This is the cover of the English-language January 2012 edition of Magnificat. It features “Adoration of the Magi,” an illumination from the Hours of Henry VIII, Tours, France, circa 1500.
© The Pierpont Morgan Library / Art Resource / Scala, Florence
I found the commentary by Pierre-Marie Dumont quite enlightening:
“In the fourth century, Byzantine art begins to differentiate the ages of the Magi; the first becomes an old man with a long white beard; the second a mature man with a brown beard; the third a clean-shaven young man. Early in the eleventh century the names of the Magi appear in tandem with their artistic representation. Beginning in the fifteenth century, Melchior is depicted with a bald head, having laid his imperial crown at the feet of Jesus. Balthasar wears a royal crown, and Caspar bears a turban.

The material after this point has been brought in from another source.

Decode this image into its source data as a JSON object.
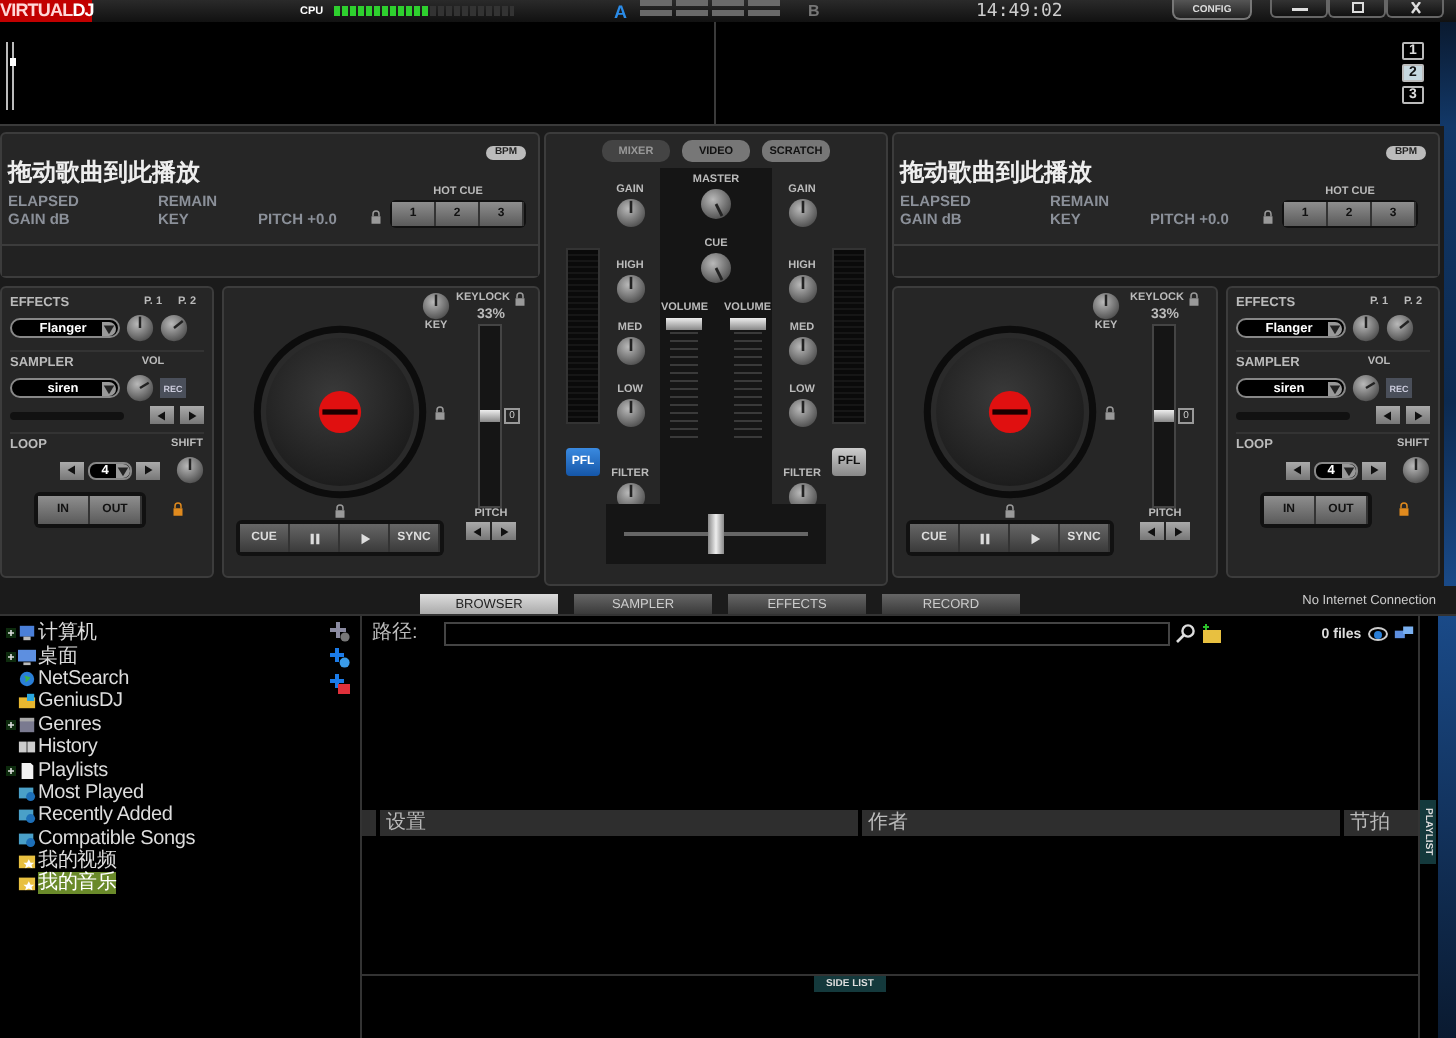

Within the same century, the symbolic color of their clothing becomes fixed: sky blue for Melchior, earthy brown for Balthasar, rose or orange mystically united to heaven for Caspar.”
Interesting fact: Melchior is a symbol of Europe, Balthasar of Asia, and Caspar of Africa. The Portuguese and Spanish have unsuccessfully attempted to introduce a fourth majestic figure: an American Indian king.
The January 2012 Magnificat is stuffed with great information and daily reflections. Give yourself the gift of a subscription!